# [TASK DATA]
--------

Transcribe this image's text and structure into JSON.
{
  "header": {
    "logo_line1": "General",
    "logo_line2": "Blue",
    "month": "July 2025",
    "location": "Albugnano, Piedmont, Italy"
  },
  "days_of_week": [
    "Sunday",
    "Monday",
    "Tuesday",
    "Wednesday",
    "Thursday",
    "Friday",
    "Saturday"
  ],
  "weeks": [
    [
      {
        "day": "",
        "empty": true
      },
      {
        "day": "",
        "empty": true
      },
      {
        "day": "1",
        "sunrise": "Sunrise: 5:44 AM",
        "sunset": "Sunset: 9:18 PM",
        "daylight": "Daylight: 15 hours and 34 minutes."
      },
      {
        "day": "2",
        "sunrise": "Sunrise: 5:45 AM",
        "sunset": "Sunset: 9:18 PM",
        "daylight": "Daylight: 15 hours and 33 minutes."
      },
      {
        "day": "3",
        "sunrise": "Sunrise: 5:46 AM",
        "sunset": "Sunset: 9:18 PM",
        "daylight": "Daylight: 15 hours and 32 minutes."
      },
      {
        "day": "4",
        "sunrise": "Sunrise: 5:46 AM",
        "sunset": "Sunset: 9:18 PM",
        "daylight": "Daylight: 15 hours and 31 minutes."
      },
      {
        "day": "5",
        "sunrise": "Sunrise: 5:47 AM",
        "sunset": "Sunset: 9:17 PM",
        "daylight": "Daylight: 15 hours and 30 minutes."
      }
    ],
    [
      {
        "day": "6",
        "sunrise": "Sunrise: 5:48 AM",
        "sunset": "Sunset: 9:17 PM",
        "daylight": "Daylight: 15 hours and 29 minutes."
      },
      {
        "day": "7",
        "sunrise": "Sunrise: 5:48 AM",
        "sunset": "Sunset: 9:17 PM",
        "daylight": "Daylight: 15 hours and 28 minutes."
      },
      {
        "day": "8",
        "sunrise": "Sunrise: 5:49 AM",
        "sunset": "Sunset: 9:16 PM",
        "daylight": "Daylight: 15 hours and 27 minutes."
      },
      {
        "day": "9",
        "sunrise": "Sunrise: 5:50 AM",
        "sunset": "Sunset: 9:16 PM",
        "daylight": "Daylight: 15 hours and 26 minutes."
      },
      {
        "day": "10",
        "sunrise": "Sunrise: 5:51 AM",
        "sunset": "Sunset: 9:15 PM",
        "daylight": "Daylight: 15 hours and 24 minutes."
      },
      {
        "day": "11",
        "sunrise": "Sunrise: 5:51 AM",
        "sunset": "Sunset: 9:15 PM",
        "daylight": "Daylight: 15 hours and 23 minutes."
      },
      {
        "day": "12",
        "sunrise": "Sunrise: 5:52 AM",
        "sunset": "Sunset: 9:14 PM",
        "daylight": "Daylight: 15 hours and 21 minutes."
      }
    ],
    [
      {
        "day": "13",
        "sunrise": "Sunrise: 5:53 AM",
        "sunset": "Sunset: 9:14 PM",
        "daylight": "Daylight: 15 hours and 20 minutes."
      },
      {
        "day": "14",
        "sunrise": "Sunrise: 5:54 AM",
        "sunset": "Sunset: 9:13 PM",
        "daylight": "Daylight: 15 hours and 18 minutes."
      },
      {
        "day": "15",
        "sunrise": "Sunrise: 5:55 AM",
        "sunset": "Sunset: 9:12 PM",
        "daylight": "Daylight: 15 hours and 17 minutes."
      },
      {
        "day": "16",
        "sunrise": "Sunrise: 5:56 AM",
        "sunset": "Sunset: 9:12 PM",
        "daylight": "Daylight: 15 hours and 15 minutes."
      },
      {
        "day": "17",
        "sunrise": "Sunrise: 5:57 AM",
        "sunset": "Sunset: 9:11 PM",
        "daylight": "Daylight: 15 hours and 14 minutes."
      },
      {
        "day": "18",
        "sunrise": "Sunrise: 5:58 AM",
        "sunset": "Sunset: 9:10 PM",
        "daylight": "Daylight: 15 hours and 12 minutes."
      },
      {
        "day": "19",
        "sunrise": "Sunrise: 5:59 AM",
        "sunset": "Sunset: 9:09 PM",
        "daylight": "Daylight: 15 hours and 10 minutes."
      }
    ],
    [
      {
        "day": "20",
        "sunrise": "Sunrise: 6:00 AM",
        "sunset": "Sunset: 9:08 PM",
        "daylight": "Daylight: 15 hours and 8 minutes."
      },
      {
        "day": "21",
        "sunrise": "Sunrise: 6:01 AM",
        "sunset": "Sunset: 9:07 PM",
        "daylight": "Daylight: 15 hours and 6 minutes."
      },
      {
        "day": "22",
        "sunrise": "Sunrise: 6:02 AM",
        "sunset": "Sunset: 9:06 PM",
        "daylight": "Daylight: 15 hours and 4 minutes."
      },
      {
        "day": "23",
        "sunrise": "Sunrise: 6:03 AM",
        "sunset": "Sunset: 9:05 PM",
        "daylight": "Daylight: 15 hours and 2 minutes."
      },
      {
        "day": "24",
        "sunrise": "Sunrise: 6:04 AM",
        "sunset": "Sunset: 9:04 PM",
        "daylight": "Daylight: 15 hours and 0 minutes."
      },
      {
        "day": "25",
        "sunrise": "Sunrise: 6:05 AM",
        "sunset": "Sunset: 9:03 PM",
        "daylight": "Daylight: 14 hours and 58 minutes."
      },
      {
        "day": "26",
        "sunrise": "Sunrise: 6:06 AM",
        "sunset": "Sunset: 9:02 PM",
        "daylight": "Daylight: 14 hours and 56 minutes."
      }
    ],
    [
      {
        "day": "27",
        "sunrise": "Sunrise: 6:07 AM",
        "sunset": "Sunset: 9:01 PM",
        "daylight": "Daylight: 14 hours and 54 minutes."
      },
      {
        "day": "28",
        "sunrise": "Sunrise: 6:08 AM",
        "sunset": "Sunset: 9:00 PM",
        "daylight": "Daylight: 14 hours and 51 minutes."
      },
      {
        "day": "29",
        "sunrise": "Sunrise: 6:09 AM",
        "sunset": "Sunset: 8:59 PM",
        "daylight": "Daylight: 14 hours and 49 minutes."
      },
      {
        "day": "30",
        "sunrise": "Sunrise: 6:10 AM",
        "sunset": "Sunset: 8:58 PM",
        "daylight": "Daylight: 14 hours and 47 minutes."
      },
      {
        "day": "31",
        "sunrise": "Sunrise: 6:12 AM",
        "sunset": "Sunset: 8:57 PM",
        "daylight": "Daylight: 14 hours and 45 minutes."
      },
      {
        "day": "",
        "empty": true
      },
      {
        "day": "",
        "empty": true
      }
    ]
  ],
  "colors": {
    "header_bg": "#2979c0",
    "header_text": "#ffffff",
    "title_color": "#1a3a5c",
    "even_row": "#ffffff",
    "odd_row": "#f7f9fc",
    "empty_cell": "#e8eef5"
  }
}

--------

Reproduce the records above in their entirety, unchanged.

# [ANSWER]
Transcribe this image's text and structure into JSON.
{
  "header": {
    "logo_line1": "General",
    "logo_line2": "Blue",
    "month": "July 2025",
    "location": "Albugnano, Piedmont, Italy"
  },
  "days_of_week": [
    "Sunday",
    "Monday",
    "Tuesday",
    "Wednesday",
    "Thursday",
    "Friday",
    "Saturday"
  ],
  "weeks": [
    [
      {
        "day": "",
        "empty": true
      },
      {
        "day": "",
        "empty": true
      },
      {
        "day": "1",
        "sunrise": "Sunrise: 5:44 AM",
        "sunset": "Sunset: 9:18 PM",
        "daylight": "Daylight: 15 hours and 34 minutes."
      },
      {
        "day": "2",
        "sunrise": "Sunrise: 5:45 AM",
        "sunset": "Sunset: 9:18 PM",
        "daylight": "Daylight: 15 hours and 33 minutes."
      },
      {
        "day": "3",
        "sunrise": "Sunrise: 5:46 AM",
        "sunset": "Sunset: 9:18 PM",
        "daylight": "Daylight: 15 hours and 32 minutes."
      },
      {
        "day": "4",
        "sunrise": "Sunrise: 5:46 AM",
        "sunset": "Sunset: 9:18 PM",
        "daylight": "Daylight: 15 hours and 31 minutes."
      },
      {
        "day": "5",
        "sunrise": "Sunrise: 5:47 AM",
        "sunset": "Sunset: 9:17 PM",
        "daylight": "Daylight: 15 hours and 30 minutes."
      }
    ],
    [
      {
        "day": "6",
        "sunrise": "Sunrise: 5:48 AM",
        "sunset": "Sunset: 9:17 PM",
        "daylight": "Daylight: 15 hours and 29 minutes."
      },
      {
        "day": "7",
        "sunrise": "Sunrise: 5:48 AM",
        "sunset": "Sunset: 9:17 PM",
        "daylight": "Daylight: 15 hours and 28 minutes."
      },
      {
        "day": "8",
        "sunrise": "Sunrise: 5:49 AM",
        "sunset": "Sunset: 9:16 PM",
        "daylight": "Daylight: 15 hours and 27 minutes."
      },
      {
        "day": "9",
        "sunrise": "Sunrise: 5:50 AM",
        "sunset": "Sunset: 9:16 PM",
        "daylight": "Daylight: 15 hours and 26 minutes."
      },
      {
        "day": "10",
        "sunrise": "Sunrise: 5:51 AM",
        "sunset": "Sunset: 9:15 PM",
        "daylight": "Daylight: 15 hours and 24 minutes."
      },
      {
        "day": "11",
        "sunrise": "Sunrise: 5:51 AM",
        "sunset": "Sunset: 9:15 PM",
        "daylight": "Daylight: 15 hours and 23 minutes."
      },
      {
        "day": "12",
        "sunrise": "Sunrise: 5:52 AM",
        "sunset": "Sunset: 9:14 PM",
        "daylight": "Daylight: 15 hours and 21 minutes."
      }
    ],
    [
      {
        "day": "13",
        "sunrise": "Sunrise: 5:53 AM",
        "sunset": "Sunset: 9:14 PM",
        "daylight": "Daylight: 15 hours and 20 minutes."
      },
      {
        "day": "14",
        "sunrise": "Sunrise: 5:54 AM",
        "sunset": "Sunset: 9:13 PM",
        "daylight": "Daylight: 15 hours and 18 minutes."
      },
      {
        "day": "15",
        "sunrise": "Sunrise: 5:55 AM",
        "sunset": "Sunset: 9:12 PM",
        "daylight": "Daylight: 15 hours and 17 minutes."
      },
      {
        "day": "16",
        "sunrise": "Sunrise: 5:56 AM",
        "sunset": "Sunset: 9:12 PM",
        "daylight": "Daylight: 15 hours and 15 minutes."
      },
      {
        "day": "17",
        "sunrise": "Sunrise: 5:57 AM",
        "sunset": "Sunset: 9:11 PM",
        "daylight": "Daylight: 15 hours and 14 minutes."
      },
      {
        "day": "18",
        "sunrise": "Sunrise: 5:58 AM",
        "sunset": "Sunset: 9:10 PM",
        "daylight": "Daylight: 15 hours and 12 minutes."
      },
      {
        "day": "19",
        "sunrise": "Sunrise: 5:59 AM",
        "sunset": "Sunset: 9:09 PM",
        "daylight": "Daylight: 15 hours and 10 minutes."
      }
    ],
    [
      {
        "day": "20",
        "sunrise": "Sunrise: 6:00 AM",
        "sunset": "Sunset: 9:08 PM",
        "daylight": "Daylight: 15 hours and 8 minutes."
      },
      {
        "day": "21",
        "sunrise": "Sunrise: 6:01 AM",
        "sunset": "Sunset: 9:07 PM",
        "daylight": "Daylight: 15 hours and 6 minutes."
      },
      {
        "day": "22",
        "sunrise": "Sunrise: 6:02 AM",
        "sunset": "Sunset: 9:06 PM",
        "daylight": "Daylight: 15 hours and 4 minutes."
      },
      {
        "day": "23",
        "sunrise": "Sunrise: 6:03 AM",
        "sunset": "Sunset: 9:05 PM",
        "daylight": "Daylight: 15 hours and 2 minutes."
      },
      {
        "day": "24",
        "sunrise": "Sunrise: 6:04 AM",
        "sunset": "Sunset: 9:04 PM",
        "daylight": "Daylight: 15 hours and 0 minutes."
      },
      {
        "day": "25",
        "sunrise": "Sunrise: 6:05 AM",
        "sunset": "Sunset: 9:03 PM",
        "daylight": "Daylight: 14 hours and 58 minutes."
      },
      {
        "day": "26",
        "sunrise": "Sunrise: 6:06 AM",
        "sunset": "Sunset: 9:02 PM",
        "daylight": "Daylight: 14 hours and 56 minutes."
      }
    ],
    [
      {
        "day": "27",
        "sunrise": "Sunrise: 6:07 AM",
        "sunset": "Sunset: 9:01 PM",
        "daylight": "Daylight: 14 hours and 54 minutes."
      },
      {
        "day": "28",
        "sunrise": "Sunrise: 6:08 AM",
        "sunset": "Sunset: 9:00 PM",
        "daylight": "Daylight: 14 hours and 51 minutes."
      },
      {
        "day": "29",
        "sunrise": "Sunrise: 6:09 AM",
        "sunset": "Sunset: 8:59 PM",
        "daylight": "Daylight: 14 hours and 49 minutes."
      },
      {
        "day": "30",
        "sunrise": "Sunrise: 6:10 AM",
        "sunset": "Sunset: 8:58 PM",
        "daylight": "Daylight: 14 hours and 47 minutes."
      },
      {
        "day": "31",
        "sunrise": "Sunrise: 6:12 AM",
        "sunset": "Sunset: 8:57 PM",
        "daylight": "Daylight: 14 hours and 45 minutes."
      },
      {
        "day": "",
        "empty": true
      },
      {
        "day": "",
        "empty": true
      }
    ]
  ],
  "colors": {
    "header_bg": "#2979c0",
    "header_text": "#ffffff",
    "title_color": "#1a3a5c",
    "even_row": "#ffffff",
    "odd_row": "#f7f9fc",
    "empty_cell": "#e8eef5"
  }
}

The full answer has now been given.